We want to accomplish two things during our sojourn with the letterzine. First, as Jean says, participation. We're a pretty active fandom - most of us write, draw, edit, publish, or something (many of us do more than one) - but there's one thing we can all do, and that's write letters. We need this letterzine - it's a large part of what keeps us together, and if we let it die through lack of participation it could well sound the death knell for fandom. So, all of you, write! The second thing we want to do is enjoy ourselves - and we want you to enjoy yourselves, too. It's a well-known fact that the three of us are crazy as loons anyway, and we intend to have fun with this. We're not going to take it too seriously - so don't you. It is, possible to take your own writing/drawing/whatever quite seriously, and still have a good time. Fandom is for fun, after all... Three rules: 1) Deadline is the 20th of the preceeding month; we'll make an exception for the February issue only - it's deadline is Jan. 25. Letters arriving after the 20th (the 25th for Jan) will be bounced to the next month. 2) Two-page limit - your letter stops at the end of two pages, period. 3) This is a Starsky and Hutch letterzine - says so right on the cover. We'd like to keep it that way - not HSB, not Trek, not Soul and Glaser. We'll print factual notices of births, marriages, upcoming jobs and so on, but other than that we'd just as soon keep the actors out of the letterzine, ok? 
The service we provide in the areas of zine listings and Wants and Warrants is limited to whatever editors, publishers, and readers send us for publication. We do not solicit ads. We are NOT a forum-type publication and have no intention of ever becoming such. KathE Donnelly and Joyce Thompson already provide this service and do an excellent job. We see no need to duplicate that service... The S and H letterzine is a casual collection of letters, reviews, columns, artwork and S&H related material available for sale or trade. It is not an official institution around which fandom revolves, nor will it ever be. This letterzine is not the power structure of this fandom that some have suggested it is. We refuse to accept the honor that some wish to thrust upon the letterzine as official decision-maker on whether a zine is published or qualifies for any kind of award... Due to the volatile personalities in this fandom, there are many items which are not given to us for publication because of who we are who we are. Perhaps there is root in our fandom for an official publication of some kind--but we are not it and have no intention of ever being an official anything. But the kind of power that could be given to such an official publication frightens us and we wish to have no part in any such official operation nor do we wish to see this fandom encompass such and idea or structure.

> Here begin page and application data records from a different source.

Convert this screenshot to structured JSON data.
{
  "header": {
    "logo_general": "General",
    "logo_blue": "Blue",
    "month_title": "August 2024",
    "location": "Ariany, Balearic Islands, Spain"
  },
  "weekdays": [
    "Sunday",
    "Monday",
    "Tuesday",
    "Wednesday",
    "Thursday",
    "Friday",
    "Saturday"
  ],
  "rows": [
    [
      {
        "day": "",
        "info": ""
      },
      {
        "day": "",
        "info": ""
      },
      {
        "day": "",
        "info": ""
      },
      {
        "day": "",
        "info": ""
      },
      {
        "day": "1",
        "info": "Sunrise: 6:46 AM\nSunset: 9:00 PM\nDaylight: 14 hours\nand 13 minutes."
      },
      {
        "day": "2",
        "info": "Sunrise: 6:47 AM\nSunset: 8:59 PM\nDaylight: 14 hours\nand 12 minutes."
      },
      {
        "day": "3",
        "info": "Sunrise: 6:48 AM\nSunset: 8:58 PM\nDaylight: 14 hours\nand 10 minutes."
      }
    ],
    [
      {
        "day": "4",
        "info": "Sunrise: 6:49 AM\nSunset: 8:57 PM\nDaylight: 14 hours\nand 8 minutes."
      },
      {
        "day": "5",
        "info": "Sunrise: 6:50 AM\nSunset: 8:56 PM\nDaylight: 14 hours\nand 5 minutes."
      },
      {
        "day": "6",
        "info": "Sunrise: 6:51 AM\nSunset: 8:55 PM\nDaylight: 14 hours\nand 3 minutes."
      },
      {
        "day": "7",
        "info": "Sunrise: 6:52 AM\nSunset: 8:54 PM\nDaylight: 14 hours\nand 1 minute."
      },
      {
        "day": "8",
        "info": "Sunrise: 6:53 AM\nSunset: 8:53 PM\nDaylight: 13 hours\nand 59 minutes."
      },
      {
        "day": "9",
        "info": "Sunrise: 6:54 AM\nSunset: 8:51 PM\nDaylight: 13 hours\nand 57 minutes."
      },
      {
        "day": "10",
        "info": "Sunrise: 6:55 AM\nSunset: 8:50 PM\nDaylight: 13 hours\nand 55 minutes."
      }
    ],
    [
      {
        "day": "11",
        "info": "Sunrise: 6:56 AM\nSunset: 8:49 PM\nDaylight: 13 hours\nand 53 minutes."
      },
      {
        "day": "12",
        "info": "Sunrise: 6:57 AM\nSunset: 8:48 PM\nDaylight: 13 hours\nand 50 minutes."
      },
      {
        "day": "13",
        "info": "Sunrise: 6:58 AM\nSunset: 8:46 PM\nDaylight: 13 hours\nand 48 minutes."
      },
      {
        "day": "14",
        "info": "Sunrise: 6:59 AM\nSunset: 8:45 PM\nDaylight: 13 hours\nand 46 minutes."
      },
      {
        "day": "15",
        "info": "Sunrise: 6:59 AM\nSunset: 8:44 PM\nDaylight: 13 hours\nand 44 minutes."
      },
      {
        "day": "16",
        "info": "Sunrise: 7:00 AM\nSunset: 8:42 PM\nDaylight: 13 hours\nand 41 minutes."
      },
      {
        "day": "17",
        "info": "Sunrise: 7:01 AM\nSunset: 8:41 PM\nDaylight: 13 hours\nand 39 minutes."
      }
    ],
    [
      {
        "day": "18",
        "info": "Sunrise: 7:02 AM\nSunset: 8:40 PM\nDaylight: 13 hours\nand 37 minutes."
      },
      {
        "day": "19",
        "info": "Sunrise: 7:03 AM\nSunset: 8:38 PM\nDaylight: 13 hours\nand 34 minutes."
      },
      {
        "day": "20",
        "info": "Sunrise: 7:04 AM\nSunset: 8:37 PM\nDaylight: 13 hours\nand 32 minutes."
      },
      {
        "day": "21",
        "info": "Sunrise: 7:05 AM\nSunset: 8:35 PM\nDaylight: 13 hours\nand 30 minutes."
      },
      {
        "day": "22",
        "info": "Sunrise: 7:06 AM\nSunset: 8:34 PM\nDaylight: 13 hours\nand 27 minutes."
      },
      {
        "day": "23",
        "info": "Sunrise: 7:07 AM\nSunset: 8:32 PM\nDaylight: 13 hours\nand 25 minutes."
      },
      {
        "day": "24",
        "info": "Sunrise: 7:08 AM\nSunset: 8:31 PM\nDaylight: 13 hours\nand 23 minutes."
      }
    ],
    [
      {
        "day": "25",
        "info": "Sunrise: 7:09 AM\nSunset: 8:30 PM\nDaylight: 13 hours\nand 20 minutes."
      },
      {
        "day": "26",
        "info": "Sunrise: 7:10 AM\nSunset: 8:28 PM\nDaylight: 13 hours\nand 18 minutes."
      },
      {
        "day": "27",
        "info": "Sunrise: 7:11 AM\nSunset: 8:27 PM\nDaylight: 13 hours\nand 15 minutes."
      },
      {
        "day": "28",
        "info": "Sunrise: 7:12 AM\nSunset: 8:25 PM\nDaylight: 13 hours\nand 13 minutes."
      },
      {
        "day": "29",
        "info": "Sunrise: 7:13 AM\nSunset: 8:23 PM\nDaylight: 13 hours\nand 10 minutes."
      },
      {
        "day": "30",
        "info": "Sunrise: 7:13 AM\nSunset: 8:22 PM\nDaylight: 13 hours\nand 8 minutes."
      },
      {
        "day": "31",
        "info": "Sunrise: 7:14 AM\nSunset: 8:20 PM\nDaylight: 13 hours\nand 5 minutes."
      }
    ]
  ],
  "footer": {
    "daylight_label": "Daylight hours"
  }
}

I got out the box containing all the old l/z's — disinterred it, to be more precise/ from the mountain of boxes at present lurking in our spare bedroom—just to refresh my memory. And several hours later, I surfaced amazed. What a vast amount of subjects were covered—so many views aired (sometimes forcibly, sometimes acidly, sometimes even vitriolic), so many opinions, ideas, discussions, often on the mast trivial of subjects. Looking back, was The Kiss in the Alley (or lack of one) such a big deal? I suppose it was, at the time. And S/H, far from being the Love That Dare Not Speak Its Name, nowadays rarely shuts up.
Editorial duties returned to Kendra and Diana for issues #33/34. While they planned to continue publishing (and had even announced the deadlines for submission for issue #39), issue #38 was the last. Kendra explained a year later in the follow-on letterzine Between Friends issue #3:
When [S and H] returned to us, the contents were such that both Diana and I felt the only action that would remove the problem was the death of the letterzine. This was not an easy decision, but one we felt was right, and we still feel—after all this time--that it was the only possible solution.
- ^ from a fan in issue #21
- ^ from a fan in issue #18
- ^ from a fan in issue #12
- ^ from a fan in issue #28
- ^ from a fan in issue #18
- ^ from a fan in issue #30
- ^ from a fan in issue #21
- ^ Possibly Kendra and Diana, identities have not been confirmed nor dates identified.
- ^ from issue #29
- ^ from issue #37
- ^ from Frienz #1